Shawn Jackson’s mother calls for community unity

Darlene M. Johnson | 3/7/2024, 6 p.m.
On Thursday, Feb. 29, day four of the Huguenot graduation shooting trial, Amari Pollard, 20, accepted a plea deal. Mr. …
Ms. Jackson-Smith

On Thursday, Feb. 29, day four of the Huguenot graduation shooting trial, Amari Pollard, 20, accepted a plea deal. Mr. Pollard pleaded guilty to one charge of first degree murder and one charge of the use of a firearm in the commission of a felony for the death of Huguenot graduate Shawn Jackson. Mr. Pollard was not charged for the murder of Renzo Smith, Mr. Jackson’s stepfather, who was also killed during the shooting chaos. Mr. Pollard was sentenced to 43 years with 18 years suspended. After 25 years, Mr. Pollard will be eligible for release.

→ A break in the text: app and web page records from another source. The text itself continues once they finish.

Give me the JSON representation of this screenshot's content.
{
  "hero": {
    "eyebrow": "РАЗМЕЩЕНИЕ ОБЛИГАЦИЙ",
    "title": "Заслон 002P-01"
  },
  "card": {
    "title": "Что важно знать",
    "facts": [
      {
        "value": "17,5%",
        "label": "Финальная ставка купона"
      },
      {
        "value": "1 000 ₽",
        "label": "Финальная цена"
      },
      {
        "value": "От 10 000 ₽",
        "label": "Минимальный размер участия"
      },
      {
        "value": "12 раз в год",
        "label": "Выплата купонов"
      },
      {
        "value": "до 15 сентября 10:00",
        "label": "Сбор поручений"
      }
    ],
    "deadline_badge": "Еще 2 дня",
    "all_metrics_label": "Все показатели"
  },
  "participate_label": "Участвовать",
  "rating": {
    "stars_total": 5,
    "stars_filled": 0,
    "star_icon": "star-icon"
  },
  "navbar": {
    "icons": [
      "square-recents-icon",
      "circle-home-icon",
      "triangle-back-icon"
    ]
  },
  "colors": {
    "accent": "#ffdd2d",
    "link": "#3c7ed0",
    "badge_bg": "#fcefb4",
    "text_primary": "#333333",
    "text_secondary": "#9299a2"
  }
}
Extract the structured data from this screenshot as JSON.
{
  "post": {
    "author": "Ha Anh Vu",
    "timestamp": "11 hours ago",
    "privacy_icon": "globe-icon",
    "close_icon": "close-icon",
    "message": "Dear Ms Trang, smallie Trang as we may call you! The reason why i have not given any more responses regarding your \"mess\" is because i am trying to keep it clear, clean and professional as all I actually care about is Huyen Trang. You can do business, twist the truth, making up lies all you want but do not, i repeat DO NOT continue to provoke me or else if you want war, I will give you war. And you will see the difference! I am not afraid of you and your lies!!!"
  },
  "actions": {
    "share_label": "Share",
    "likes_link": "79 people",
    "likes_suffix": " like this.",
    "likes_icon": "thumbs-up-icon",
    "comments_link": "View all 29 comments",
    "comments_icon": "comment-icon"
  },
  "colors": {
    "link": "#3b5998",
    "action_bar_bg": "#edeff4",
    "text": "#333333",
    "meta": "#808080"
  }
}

“This guilty plea is a step toward healing for Huguenot High School, Richmond Public Schools and the City of Richmond,” Mayor Levar M. Stoney said in a statement.

Mr. Jackson

Mr. Jackson

School Board member Jonathan Young, 4th District representative, echoed similar sentiments.

“An excruciating eight months for everyone at Huguenot finally has some resolution, even if still too many answers (are) unresolved,” Mr. Young stated in an email. “I pray for better days for Huguenot, everyone there certainly deserves it.”

Moving forward, Mr. Young stresses the need to “augment what merits a threat assessment team review, adopt a zero excuses approach to weapons and double enrollment opportunities in our alternative school.”

With something as “horrific” as the shooting, Kenya Gibson, 3rd District representative, does not believe any outcome will “ever feel like justice.”

“My hope (is) we all come together to stop anything like this from ever happening again,” Mrs. Gibson stated in an email.

Board chair and 5th District representative Stephanie Rizzi did not respond to a request for comment.

Colette McEachin, Commonwealth’s Attorney and prosecutor in the case, also weighed in on Mr. Pollard’s sentencing. Mrs. McEachin attributes the crime to multiple issues, including Mr. Pollard feeling threatened by social media posts and Instagram messages and videos. Mr. Pollard also was able to easily access and conceal a gun, ultimately exercising “life-changingly bad judgment,” Mrs. McEachin stated in an email.

The sentence was fair for the crime committed, she stated. Because Mr. Pollard pleaded guilty, he waived the right to an appeal, Mrs. McEachin explained.

Mr. Pollard

Mr. Pollard

Tameeka Jackson-Smith, mother of Mr. Jackson and widow of Mr. Smith, played a crucial role in Mr. Pollard receiving a plea deal.

“(Mr. Pollard) received the plea deal only because I agreed to it,” Mrs. Jackson-Smith, 40, stated in an email. “I agreed to it because even through my pain, I see two families hurting.”

Mrs. Jackson-Smith believes justice was served for her son. She hopes the sentence will deter others from committing similar crimes in the future.

“This is a pain I don’t wish on no one,” Mrs. Jackson-Smith stated. “Sadly, it seems Richmond is seeing far too much crime and it takes a village to stop this, and work together.”

To prevent further shooting tragedies, Mrs. Jackson-Smith suggests that the community band together. She urges parents to “be in your children’s business” and talk to each other. More activities are also needed for the youths, she stated.

“When I was growing up, we had so much to do,” Mrs. Jackson-Smith stated. “We had PAL, we had summer programs, we played sports, we had recreational centers that had cooking classes, dance classes, etc., for free. Now, everything is a fee and so expensive, most kids are left to just run the streets. We need unity!”